CHESHIRE — The COVID-19 pandemic has slowed many municipalities and towns and none have yet to resume business as usual.
Although Connecticut is currently faring better most states, some municipalities are cautious about reopening, unsure to what the fall might bring.
Town Manager Sean Kimball spoke to The Herald recently about how the town has handled the pandemic.
“It’s been an incredibly challenging time, but we are all really fortunate to be in the position we are in when you see what is happening in some other places,” he said. “We’ve now shifted as a state to focusing on how we keep and maintain low infection rates while we try and reopen again.”
As of Thursday, Cheshire had 220 confirmed case of the coronavirus and 24 deaths, according to state figures.
The town has started to take steps towards normalcy, with plans regarding parks and playgrounds released last week, as well as a majority or restaurants and businesses slowly adjusting to new rules.
“Generally speaking, Cheshire has been doing really well throughout this pandemic,” Kimball said. “But we don’t want to put ourselves in great risk now that we’ve been able to get to this point.”
All town services, including the Cheshire Yellow House, Senior Center, and Artsplace are open at some capacity, with some businesses adding online courses and virtual gatherings to continue providing services to the community, according to Kimball.
“The library just recently opened up again for book drop offs, and I know places like the Senior Center and Artsplace have moved a lot of their programming online,” he added. “Now the town has shifted to focusing on schools…”
Kimball said he doesn’t anticipate a PPE shortage this fall as long as the infection rate remains low.
“Currently, PPE is not in a high demand right now and we were able to replenish the stockpiles that were depleted in the spring,” Kimball said. “Chesprocott has been wonderful with their help and (Chesprocott Health District Director) Maura [Epsosito] and her team have really been amazing through all of this.”
At the last Town Council meeting, Chairman Rob Oris, along with a few other Republican members, expressed a desire to hold the next council meeting in person, as long as appropriate social distancing measures can be followed.
“As long as the amount of people at the meeting doesn’t exceed 25, we can ideally have the meeting in person,” said Kimball. “What might be tricky is trying to get the community engaged in the meetings and the public hearings, which has been difficult to get going through the virtual meetings as well.”
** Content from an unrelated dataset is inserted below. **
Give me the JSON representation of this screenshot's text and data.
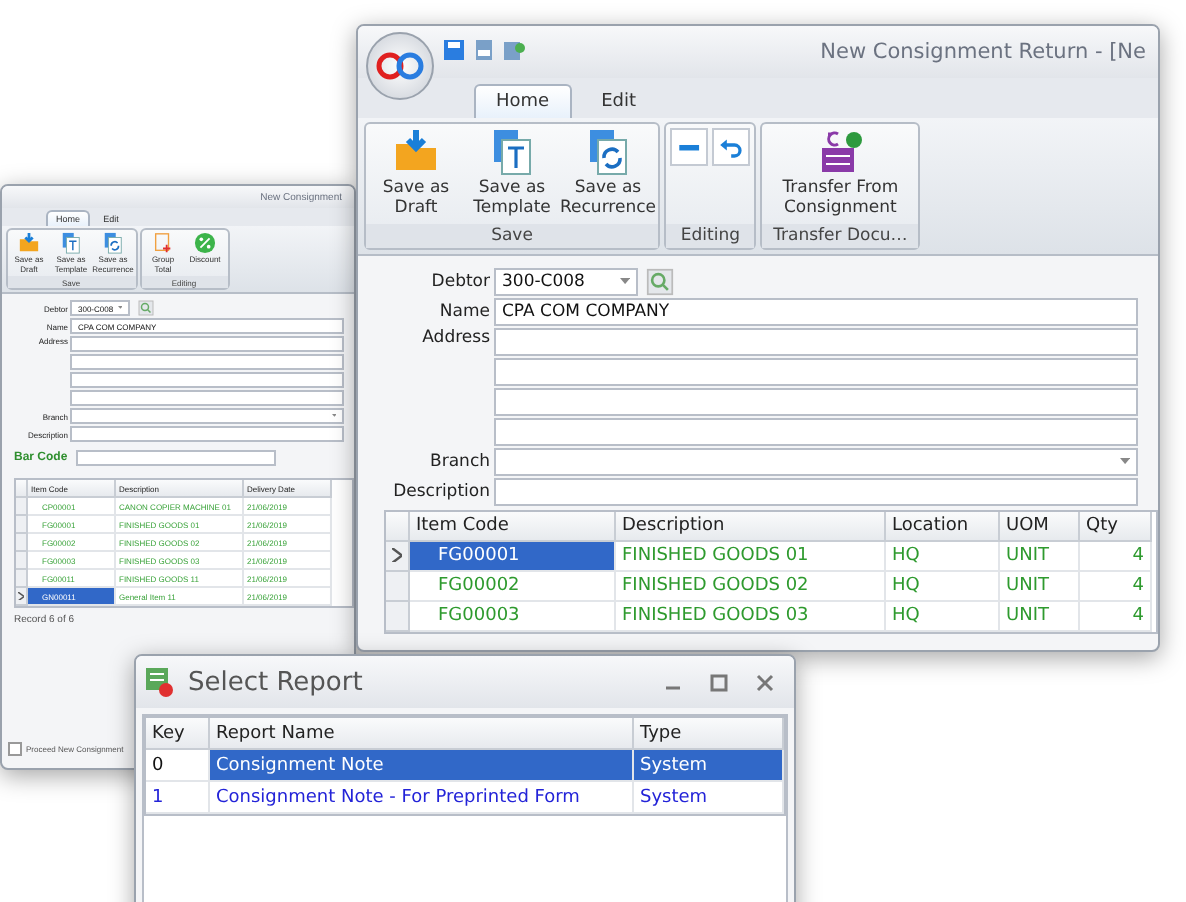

Other committees, such as the Library Board and Energy Commission, have been able to meet in person as long as all involved ensure that meeting doesn’t exceed 25 attendees, according to Kimball.